Drama allows us to communicate with and better understand others. It helps us to live and work in a world that is increasingly team-orientated. The benefits of drama are physical, emotional and social, as it develops personal qualities such as confidence, imagination, empathy and co-operation.
How we organise learning
During key stage 3, students study drama as part of a performing arts rotation. They develop skills in drama and performance, as well as preparing for elements of key stage 4 work such as lighting and stage management.
Drama in key stage 3
The aim of key stage 3 drama is to develop students’ awareness of the basic elements of creating, performing and evaluating in preparation for key stage 4. This is done mainly through practical work, using a variety of stimulus themes including anti-bullying, disasters of the world and evacuation. Students:
- Use a variety of skills and resources to explore ideas through drama
- Work imaginatively as individuals, in pairs and in groups
- Use props, set, lighting and make-up in their creative work
- Use scripts, texts and poetry
- Explore historical, social and cultural influences
As well as developing their performance skills and their knowledge and appreciation of the subject, drama enables students to mature into capable independent learners. Drama greatly enhances literacy skills. Reading is improved through the use of different texts, and speaking and listening skills are honed through rehearsal and performance.

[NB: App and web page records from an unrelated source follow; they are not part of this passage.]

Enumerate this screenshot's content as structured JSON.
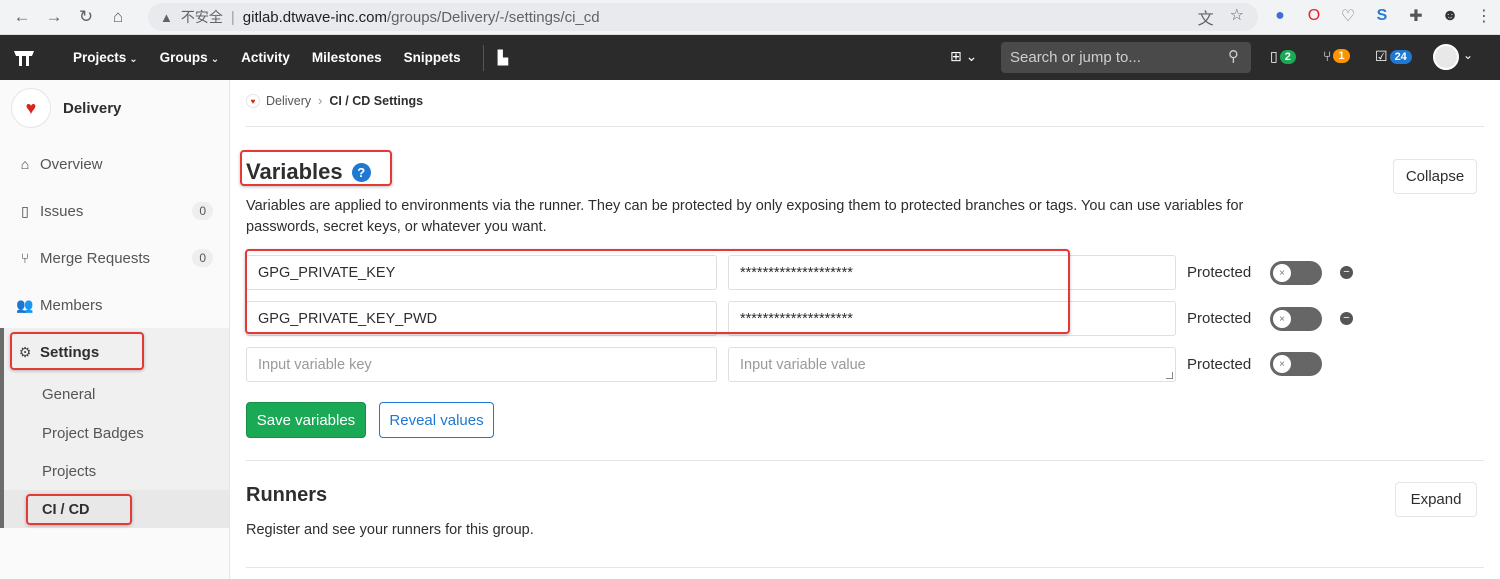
{
  "browser": {
    "warning_label": "不安全",
    "url_host": "gitlab.dtwave-inc.com",
    "url_path": "/groups/Delivery/-/settings/ci_cd"
  },
  "topnav": {
    "items": [
      "Projects",
      "Groups",
      "Activity",
      "Milestones",
      "Snippets"
    ],
    "search_placeholder": "Search or jump to...",
    "issues_count": "2",
    "mr_count": "1",
    "todos_count": "24"
  },
  "sidebar": {
    "group_name": "Delivery",
    "items": [
      {
        "label": "Overview"
      },
      {
        "label": "Issues",
        "count": "0"
      },
      {
        "label": "Merge Requests",
        "count": "0"
      },
      {
        "label": "Members"
      },
      {
        "label": "Settings"
      }
    ],
    "sub_items": [
      "General",
      "Project Badges",
      "Projects",
      "CI / CD"
    ]
  },
  "breadcrumb": {
    "group": "Delivery",
    "current": "CI / CD Settings"
  },
  "variables": {
    "title": "Variables",
    "collapse_label": "Collapse",
    "description": "Variables are applied to environments via the runner. They can be protected by only exposing them to protected branches or tags. You can use variables for passwords, secret keys, or whatever you want.",
    "rows": [
      {
        "key": "GPG_PRIVATE_KEY",
        "value": "********************",
        "protected_label": "Protected"
      },
      {
        "key": "GPG_PRIVATE_KEY_PWD",
        "value": "********************",
        "protected_label": "Protected"
      }
    ],
    "new_row": {
      "key_placeholder": "Input variable key",
      "value_placeholder": "Input variable value",
      "protected_label": "Protected"
    },
    "save_label": "Save variables",
    "reveal_label": "Reveal values"
  },
  "runners": {
    "title": "Runners",
    "expand_label": "Expand",
    "description": "Register and see your runners for this group."
  },
  "colors": {
    "navbar": "#2b2b2b",
    "primary_green": "#1aaa55",
    "link_blue": "#1f78d1",
    "annotation_red": "#e53935"
  }
}
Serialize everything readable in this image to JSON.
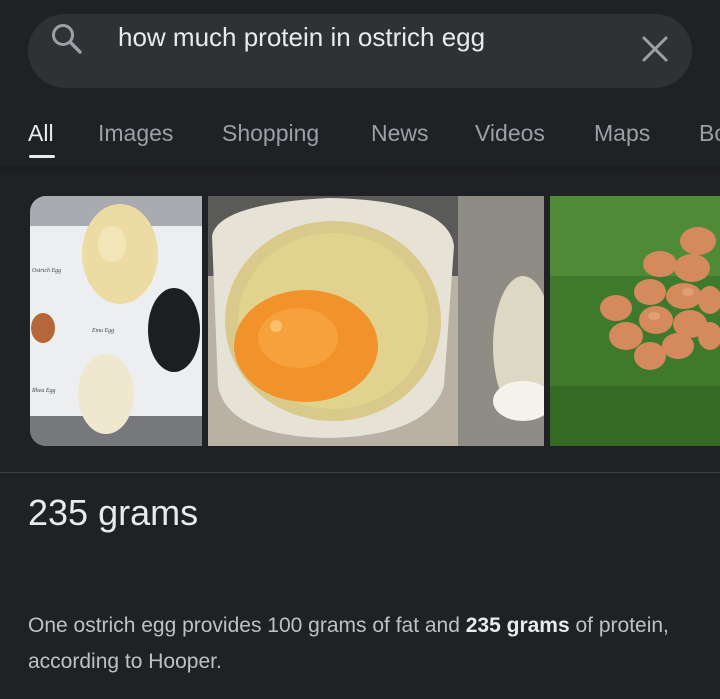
{
  "search": {
    "query": "how much protein in ostrich egg",
    "search_icon": "search-icon",
    "clear_icon": "close-icon"
  },
  "tabs": [
    {
      "label": "All",
      "active": true
    },
    {
      "label": "Images"
    },
    {
      "label": "Shopping"
    },
    {
      "label": "News"
    },
    {
      "label": "Videos"
    },
    {
      "label": "Maps"
    },
    {
      "label": "Bo"
    }
  ],
  "images": {
    "items": [
      {
        "kind": "egg-comparison-photo",
        "labels": [
          "Ostrich Egg",
          "Emu Egg",
          "Rhea Egg"
        ]
      },
      {
        "kind": "cracked-egg-in-bowl-photo"
      },
      {
        "kind": "ostrich-egg-partial-photo"
      },
      {
        "kind": "eggs-on-grass-photo"
      }
    ]
  },
  "answer": {
    "value": "235 grams"
  },
  "snippet": {
    "part1": "One ostrich egg provides 100 grams of fat and ",
    "highlight": "235 grams",
    "part2": " of protein, according to Hooper."
  },
  "colors": {
    "background": "#202124",
    "search_bar": "#303134",
    "text_primary": "#e8eaed",
    "text_secondary": "#9aa0a6",
    "yolk": "#f5941e"
  }
}
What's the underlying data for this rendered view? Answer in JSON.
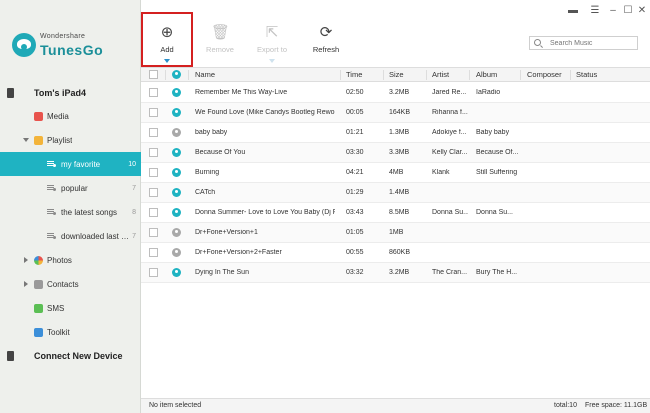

In common with other subjects, students learn how to evaluate their own work and the work of others, using the appropriate subject language. They can do this, for example, by taking on the role of the director. Students often video their work to watch it back to help them to develop and improve.